Mike Kenny’s spirited adaptation of Siobhan Dowd’s novel, Solace of The Road, moves between happiness and hardship with authenticity, wit and a delicacy to be admired. An audience are invited along with almost-15-year-old Holly Hogan who leaves her foster home behind as she embarks on a road trip across England to find her mother. Urged forward by her brave and outspoken alter ego, Solace, who materialises from a blonde wig and a stolen dress, she makes her long journey across the country and in and out of her own memories, slowly unlocking the hidden moments from her past that she had previously chosen to forget. As more and more memories are brought to the surface, it transpires that Holly is perhaps not as reliable a narrator as it would seem, becoming apparent that her recounted journey was always more about finding herself than her mother.

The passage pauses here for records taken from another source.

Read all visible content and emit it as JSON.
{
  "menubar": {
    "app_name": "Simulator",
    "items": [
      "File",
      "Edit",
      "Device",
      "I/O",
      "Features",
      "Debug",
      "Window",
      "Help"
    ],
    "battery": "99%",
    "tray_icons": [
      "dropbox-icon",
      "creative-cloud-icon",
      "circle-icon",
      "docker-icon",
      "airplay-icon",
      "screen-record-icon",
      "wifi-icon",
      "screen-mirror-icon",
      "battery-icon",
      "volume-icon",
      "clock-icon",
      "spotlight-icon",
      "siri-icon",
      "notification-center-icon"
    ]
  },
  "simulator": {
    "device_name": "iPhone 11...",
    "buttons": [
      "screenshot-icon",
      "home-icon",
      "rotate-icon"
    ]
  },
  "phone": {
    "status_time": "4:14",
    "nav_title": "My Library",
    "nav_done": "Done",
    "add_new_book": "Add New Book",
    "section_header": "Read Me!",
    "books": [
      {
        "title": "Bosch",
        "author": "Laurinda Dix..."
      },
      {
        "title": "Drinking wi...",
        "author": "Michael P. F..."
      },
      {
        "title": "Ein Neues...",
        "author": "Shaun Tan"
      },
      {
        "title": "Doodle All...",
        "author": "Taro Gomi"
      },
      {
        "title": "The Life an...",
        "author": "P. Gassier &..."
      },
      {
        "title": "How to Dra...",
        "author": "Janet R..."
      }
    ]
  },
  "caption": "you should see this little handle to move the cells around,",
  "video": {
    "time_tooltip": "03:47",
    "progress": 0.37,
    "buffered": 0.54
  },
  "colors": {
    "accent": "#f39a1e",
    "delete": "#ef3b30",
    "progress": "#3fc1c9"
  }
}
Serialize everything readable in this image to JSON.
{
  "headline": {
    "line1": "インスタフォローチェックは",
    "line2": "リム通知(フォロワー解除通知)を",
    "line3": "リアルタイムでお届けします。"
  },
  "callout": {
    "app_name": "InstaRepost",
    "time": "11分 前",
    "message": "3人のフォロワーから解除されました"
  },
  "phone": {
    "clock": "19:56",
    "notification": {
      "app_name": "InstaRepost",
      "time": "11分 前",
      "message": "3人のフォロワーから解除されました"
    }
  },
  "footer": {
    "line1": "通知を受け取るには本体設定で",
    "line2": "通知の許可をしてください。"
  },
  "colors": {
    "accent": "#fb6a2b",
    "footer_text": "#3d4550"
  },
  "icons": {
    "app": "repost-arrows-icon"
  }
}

Sarah Brigham directs this colourful retelling, suspended between the genuine compassion and the frightening cruelty of the world, alike to Holly herself, suspended somewhere between childhood and adulthood. Pieces of set are wheeled on or off or they drop down from above and drawers inside the set are opened and closed throughout the piece; a powerful aesthetic, vividly reminiscent of a children’s storybook and symbolic of the fragmented way in which we choose to remember, or indeed to forget.

Rebecca Ryan is a nuanced, brisk and sincerely childlike Holly Hogan and the multi-rolling of her supporting cast is achieved with energy and humour, Neal Craig with a particularly standout performance. The company feels like a well-tuned ensemble, drifting between characters fluently to keep up to pace with Holly’s swiftly developing recollections.

Whilst the play is spoken with the frankness of a child’s voice, at times there was an over-exposed tone to the narration where perhaps the novel’s style crept into the playtext too closely and the action could certainly have benefited from less to be told and more to be seen, not underestimating the imagination of its audience. The play is also certainly more affecting for a younger generation with eyes more closely attuned to the world on stage – a group of Year Nines in the audience were audibly moved by the courage and imagination of the story. For those a few years older, it was hard not to recall Jacqueline Wilson’s infamous Tracy Beaker and recognise the story, anticipating where it may travel and unravel.

That said, the innate sense of familiarity also highlights how many more stories there have been like this one and just how many more are left to tell. What perhaps makes Solace of the Road a particularly tender play is the crucial input of real stories and experiences of young people in care, which informed the making of the piece. This play is particularly relevant at the current time, when distressing experiences of the UK’s care system have been brought to the forefront by brave individuals, speaking up for a better future by recollecting pasts that they would rather forget. Solace of the Road presents a distinctly more positive experience of the care system and whilst Holly’s story is by no means a happy one, the play remains uplifting, redemptive and from the darker elements of Holly’s journey there emerge some real moments of light.

Solace of the Road is playing at Derby Theatre until 14 March. For more information and tickets, see the Derby Theatre website. Photo by Robert Day.